[NOTE: There was some mention yesterday in the comments section about the question of whether being gay is a choice or not, which made me think it might be a good idea to clarify some of my thoughts on the matter.]
What do we really know about gay people and society at this point? Here is my own idiosyncratic summary:
(1) Being gay is neither is wholly biological nor wholly environmental, but most likely some roughly equal mix of the two.
(2) The predilection to be gay is not wholly a choice, although the act most definitely is. However, the only viable alternative for many or most gay people people is lifelong celibacy, an exceedingly difficult road.
Then there are bisexuals, people who report attractions to both sexes to a greater or lesser extent. For example, I’ve personally known two men who identify as mostly gay but who each were strongly attracted—and in fact in love with—a woman, whom they later married. In the first case the wife didn’t know of her husband’s bisexuality, and in the second she did.
In the first case, there was a divorce after a few years, when the husband decided he was so much more attracted to men than to his wife that the marriage could not work out over time. They were quite young and had no children, and she went on to marry someone else and have children by him.
In the second case, the marriage lasted very happily for many many decades and several children, till death did them part. During the marriage, the man was completely faithful to his wife and never strayed, with man or woman. But after her death he formed a stable, long-lasting relationship with a man.
I offer these examples not to say they are typical of the gay population (they are not), but to offer them as instances where the choice to live life as a heterosexual seemed possible, and in at least one instance of the two that choice seemed to work very nicely. But the possibility was predicted on the fact that, for this man, there was a woman to whom he was highly enough attracted to live a life with her. That is not the situation with the huge number of people who are predominantly gay rather than bisexual.
Attraction is a funny thing, whether for gays, bisexuals, or heterosexuals. We can’t will ourselves to be sexually attracted to and to love someone, no matter how nice that person may be, or how wonderful a spouse they might make, even if they love us and want us. And although we could will ourselves to live in a loveless, attractionless marriage, it’s hard to see whom that particular choice would benefit.
But when we are attracted, we also have a choice on how to act. For heterosexuals, the choice is whether to marry this person or that person, or whether to marry at all. For bisexuals, it’s more complicated because the choices are more vast, but—as with the men I described above—a bisexual person can choose to live a heterosexual life and be faithful. For a gay person, the choice is to express the sexual part of his/her being or to be celibate for life.
Why should a gay person choose celibacy? I can see no reason except if that person subscribes deeply to a religion that believes that gay behavior is a sin to be avoided at all costs. Celibacy’s a hard life, though, one that usually only a Catholic priest takes on for religious reasons. But these people are not priests, they are just ordinary people trying to live their lives. I would never ask anyone to make that choice, even if they are religious; it is between them, their conscience, and God.

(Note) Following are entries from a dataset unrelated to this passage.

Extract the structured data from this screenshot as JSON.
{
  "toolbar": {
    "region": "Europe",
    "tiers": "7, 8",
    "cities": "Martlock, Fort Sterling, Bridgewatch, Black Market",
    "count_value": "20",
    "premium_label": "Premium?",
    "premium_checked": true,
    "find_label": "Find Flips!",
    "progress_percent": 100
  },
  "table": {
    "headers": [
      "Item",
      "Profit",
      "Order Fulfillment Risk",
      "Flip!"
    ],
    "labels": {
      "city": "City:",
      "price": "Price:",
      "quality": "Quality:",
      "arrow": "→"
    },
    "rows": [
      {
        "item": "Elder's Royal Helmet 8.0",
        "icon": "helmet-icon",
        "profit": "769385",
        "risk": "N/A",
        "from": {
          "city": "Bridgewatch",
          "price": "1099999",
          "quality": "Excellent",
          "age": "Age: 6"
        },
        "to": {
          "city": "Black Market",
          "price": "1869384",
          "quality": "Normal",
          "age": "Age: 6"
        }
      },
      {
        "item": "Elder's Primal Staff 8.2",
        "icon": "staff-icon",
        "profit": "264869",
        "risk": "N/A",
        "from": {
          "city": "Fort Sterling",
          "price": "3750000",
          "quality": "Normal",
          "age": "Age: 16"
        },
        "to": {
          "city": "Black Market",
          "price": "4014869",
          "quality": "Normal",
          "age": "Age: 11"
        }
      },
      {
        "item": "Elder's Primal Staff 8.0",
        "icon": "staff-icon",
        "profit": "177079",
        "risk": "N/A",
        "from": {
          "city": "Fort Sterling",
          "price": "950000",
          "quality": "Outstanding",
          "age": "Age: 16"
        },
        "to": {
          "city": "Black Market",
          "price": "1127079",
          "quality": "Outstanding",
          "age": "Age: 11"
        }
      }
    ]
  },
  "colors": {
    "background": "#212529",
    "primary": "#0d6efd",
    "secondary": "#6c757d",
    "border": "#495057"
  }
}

[ADDENDUM: I’d like to emphasize the link above to this article, which contains a brief summary of research on the nature/nurture question. The following seems especially interesting to me [MZ twins are identical, DZ are fraternal, and the twins and brothers who were recruited for the study had at least one member of the pair who was gay]:
J. Michael Bailey and Richard Pillard also studied the gayness between MZ twins, DZ twins, and non-related adopted brothers. They examined how many of the sample population examined were gay and how many were straight. They found that 52% of MZ twins were both self-identified homosexuals, 22% of DZ twins were so, and only 5% of non-related adopted brothers were so. This evidence, repeated and found to be true a second time, showed to the biological camp that the more closely genetically linked a pair is, the more likely they both are to exhibit gay or straight tendencies. Later experimenters found similar evidence in females.
Other twin studies using somewhat different methodology seem to have replicated the basic finding, so it seems they’re on to something. It would be much better if we had a study that used twins reared apart, but it would be nearly impossible nowadays to get a big enough sample of such people.]